Nazem Kadri (Steve Russell/Toronto Star via Getty Images)
A handful of disgruntled Maple Leafs fans once again disrupted a game by throwing jerseys onto the ice – and how proud they must be to be so brave and original in registering their dismay. Surely, this will make the team better!
Dear idiotic jersey-throwers (and those considering it) everywhere,

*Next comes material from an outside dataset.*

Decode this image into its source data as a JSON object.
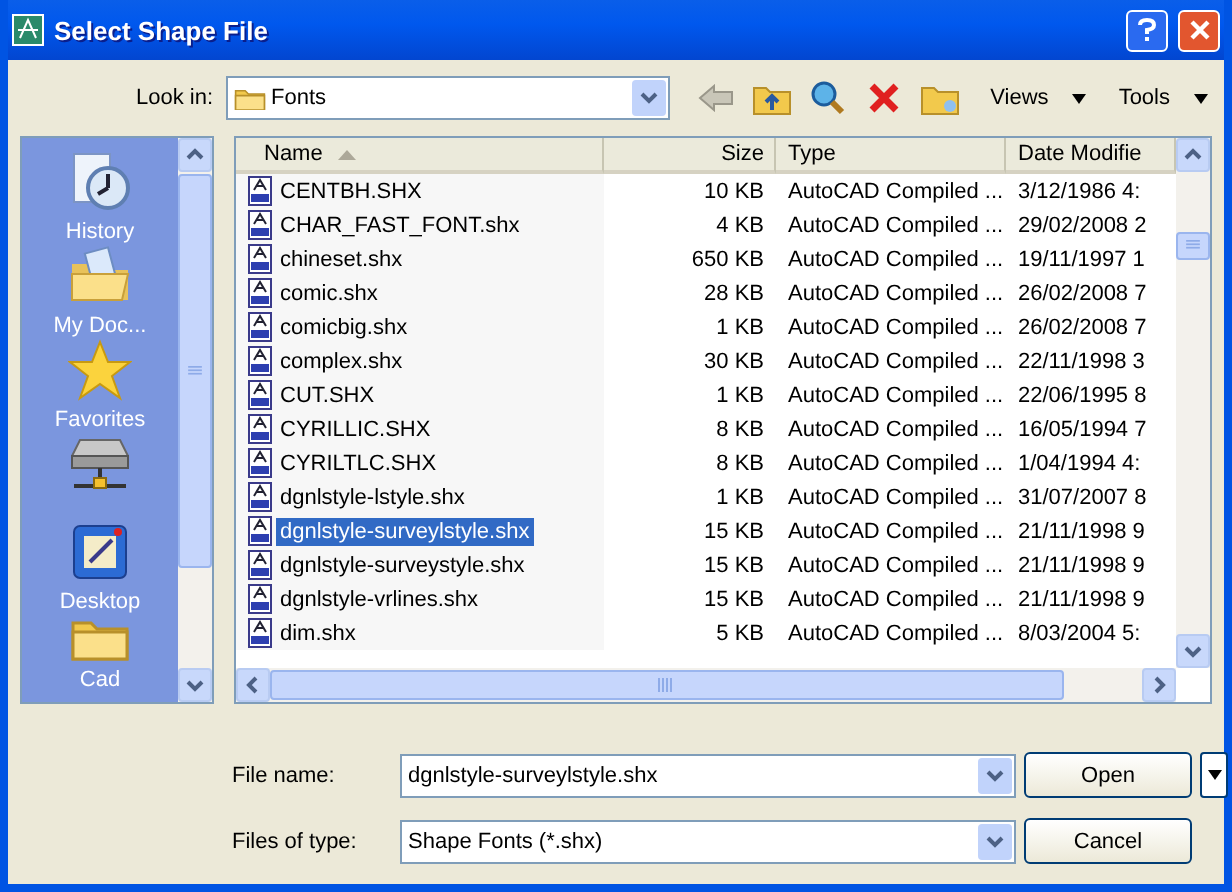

Consider this a typed-out high-five and congratulations on a job well done. You gentlemen have skillfully made your nuanced point in a manner a considered column or passionate speech never could. After another night of at least one of you disrupting an NHL game by chucking your jersey from the stands onto the playing surface, we all finally get it. Admittedly, it wasn't apparent until the moment those jerseys touched the ice, but it sure is now: the team represented by the piece of uniform is not particularly good. On Monday evening, the Maple Leafs were the group of players convicted via flying clothes, and it wasn't just one of you rendering judgment via your ability to partially disrobe before large gatherings of people; the guy I'm guessing is the Grand Poobah of your membership chose to throw his Leafs jersey on the ice while the puck was in play, creating a dangerous situation that easily could've seriously injured one of the players he claims to cheer for.
This stuff has been happening for months now, at the Air Canada Centre and on the road for Leafs games, and in other NHL venues. And let's give all of you wise guys credit – your completely unselfish actions have made a big difference. Goodness knows the Oilers and Leafs have turned things around 180 degrees since you humbly registered your individual displeasure in front of the world, and your names should be engraved on the Stanley Cup when both teams win it in the next year or two.
Forget about coaching, trades, fancy stats or personal accountability among players – thanks to you, we now know what really transforms a team from pretender to contender is having one or many of its games delayed by 15-20 seconds at a time as a team employee or player scoops up the jersey and removes it from the ice before resuming play. It's nothing but a series of epiphanies for players after that type of stunning sacrifice from a fan, and it takes brave human beings like you to lead the way to success. Be sure to send us your measurements for your eventual statue outside the rink.
In all seriousness, anyone who says you don't have a right to be incensed with an organization that struggles for what feels like forever is absolutely wrong. Rage and frustration are completely understandable, but there's an adult way to express it, and there's an 11-year-old's way. The team, the players on that team and virtually all of its sentient fans understand full well they're not succeeding without the additional burden of having to endure your ego's cry for help disguised as some sort of rebellious gesture. And when all you're doing is inconveniencing the rest of us with a cliched, impotent, infantile act, don't be offended when we stand and applaud as security drags you out of the building by your ear.
Boo as loud as you want at a game, but keep your jersey on your person. Or if you can't do that, take your jersey, cram it in your mouth, put your hands in your pockets and scream louder than you've ever screamed. We'll all be better off for it.
The comparatively well-adjusted and emotionally mature among us